Classic corner: Even a troubled story has a ‘silver lining’
When Ford decided to celebrate 25 years of tractor production at Basildon, it came up with the idea of creating a ‘Silver Jubilee‘ model.
This, it obviously thought, would be an excellent way by which its customers could join in the happy occasion and share the moment – by buying a special tractor at a not-very-special price.
Unfortunately for Ford, the plan didn’t quite work out as expected; the story of the 7810 ‘Silver Jubilee’ model has become something of a legend in tractor circles. We all know that any good legend should have a certain element of myth and mystery; these, too, feature in the unhappy tale.
It must have been in the late 1980s that the marketing department of Ford Tractors started fretting about the upcoming 25th anniversary and wondering how it could be used to its advantage.
No doubt many ideas were considered and two, at least, seemed to have made it to the short-list. The first was a pewter model to accompany each tractor sold that year.
The second was the creation of a special ‘Silver Jubilee’ edition of the hitherto blameless 7810.
It was home to the same six-cylinder engine as the TW series – from which it produced a modest 100hp (the TWs never offered less than 123hp).
It did, though, have the possibility of a fully-synchronised 16F 8R gearbox, unlike the TWs which remained with ‘crash boxes’ throughout their production run. Options included 4WD, a second set of spool valves, air-conditioning and an assister ram.
All these goodies were to be fitted to the ‘Silver Jubilee’ edition of this already relatively expensive (mid-range) tractor.

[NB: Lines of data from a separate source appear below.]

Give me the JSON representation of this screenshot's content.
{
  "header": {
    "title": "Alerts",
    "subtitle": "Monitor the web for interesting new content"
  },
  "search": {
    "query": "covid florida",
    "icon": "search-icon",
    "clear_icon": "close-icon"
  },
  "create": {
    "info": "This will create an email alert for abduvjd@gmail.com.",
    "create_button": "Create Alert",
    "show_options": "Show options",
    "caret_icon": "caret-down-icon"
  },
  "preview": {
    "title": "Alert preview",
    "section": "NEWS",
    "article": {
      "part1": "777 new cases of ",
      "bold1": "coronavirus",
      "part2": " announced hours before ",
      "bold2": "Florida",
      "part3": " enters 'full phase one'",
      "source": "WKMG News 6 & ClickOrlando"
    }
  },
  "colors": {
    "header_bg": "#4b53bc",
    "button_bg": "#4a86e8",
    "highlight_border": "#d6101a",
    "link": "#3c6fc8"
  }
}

The engine and transmission would remain blue. All in all, it was to be an exceptional tractor; each UK dealer was to be offered just one to sell into its area – at the full list price. What could possibly go wrong?
Quite a lot in fact. Ford’s ‘semi official’ explanation was that it was too well appointed for customers in the west of Britain, where smaller stock farms predominated. Yet, these tractors were also slow to move in the east.
Ford may have been well respected and popular, but not to the extent that farmers were willing to pay over-the-odds for a tractor that was over-specified for their needs, even if it was Basildon’s 25th birthday.
Quite what happened next is certainly the stuff of mystery and quite a few myths. It is generally believed that many were ‘taken back’ to be repainted in standard Ford blue, although it is unlikely to have happened at the factory. Other rumours suggest that some were stripped of their optional extras and sold on as ‘standard’ models at a lower price.
There are also tales of quiet shipments to the continent – the Netherlands in particular.
Such a method of disposal would certainly account for the many different stories surrounding their fate. In any case, Ford would hardly want them parked up at Basildon.
It was probably inevitable that, after such a shaky start, they are now highly-prized collector’s items, and rather rare to boot.
To come across a brace of these tractors in Ireland is a notable occurrence, so all credit to Jimmy Cotter (pictured below) of Co. Waterford for getting a pair together and sharing them with enthusiasts at rallies throughout the country.
The first to come his way was an excellent ‘nut and bolt’ restoration that has won many prizes at various events, including ‘Best Overall Tractor’ at Malvern in 2007.
At that time, its rebuild had just been finished by PJ Savage of Cork, who eventually sold it to Jimmy in 2013. It is now maintained in excellent order and even has the original accompanying pewter model and certificate of authenticity, which adds greatly to the overall appeal.
It is a complete example, with all the appropriate extras – as noted above. It would have been a dream tractor in the late 1980s (depending on your allegiance, of course) and would still pass muster as such for many today.
The second example (pictured below) has obviously led a harder working life; yet, it is still in reasonably sound condition. It is certainly not in any immediate need of restoration, despite its regular use on a beet harvester near Cashel, Co. Tipperary.
Compared to the first tractor, it is missing front mudguards and the second set of spool valves.
The front wheels are slightly taller as well, which is something of a puzzle, as that would require a different reduction gear in the transmission. Yet the paintwork appears genuine, so there is no reason to doubt its authenticity.
There was a time in the vintage and classic world when any vehicle with a patch of rust or leaky seal would be deemed to be in immediate need of restoration. Thankfully, such an undiscerning attitude no longer applies.
Many collectors now prefer to ‘preserve’ the original machine as much as possible.
Here, we have both sides of the argument on display and, since Jimmy often shows the two together, we can all get the chance to compare – and decide for ourselves which is the most appropriate.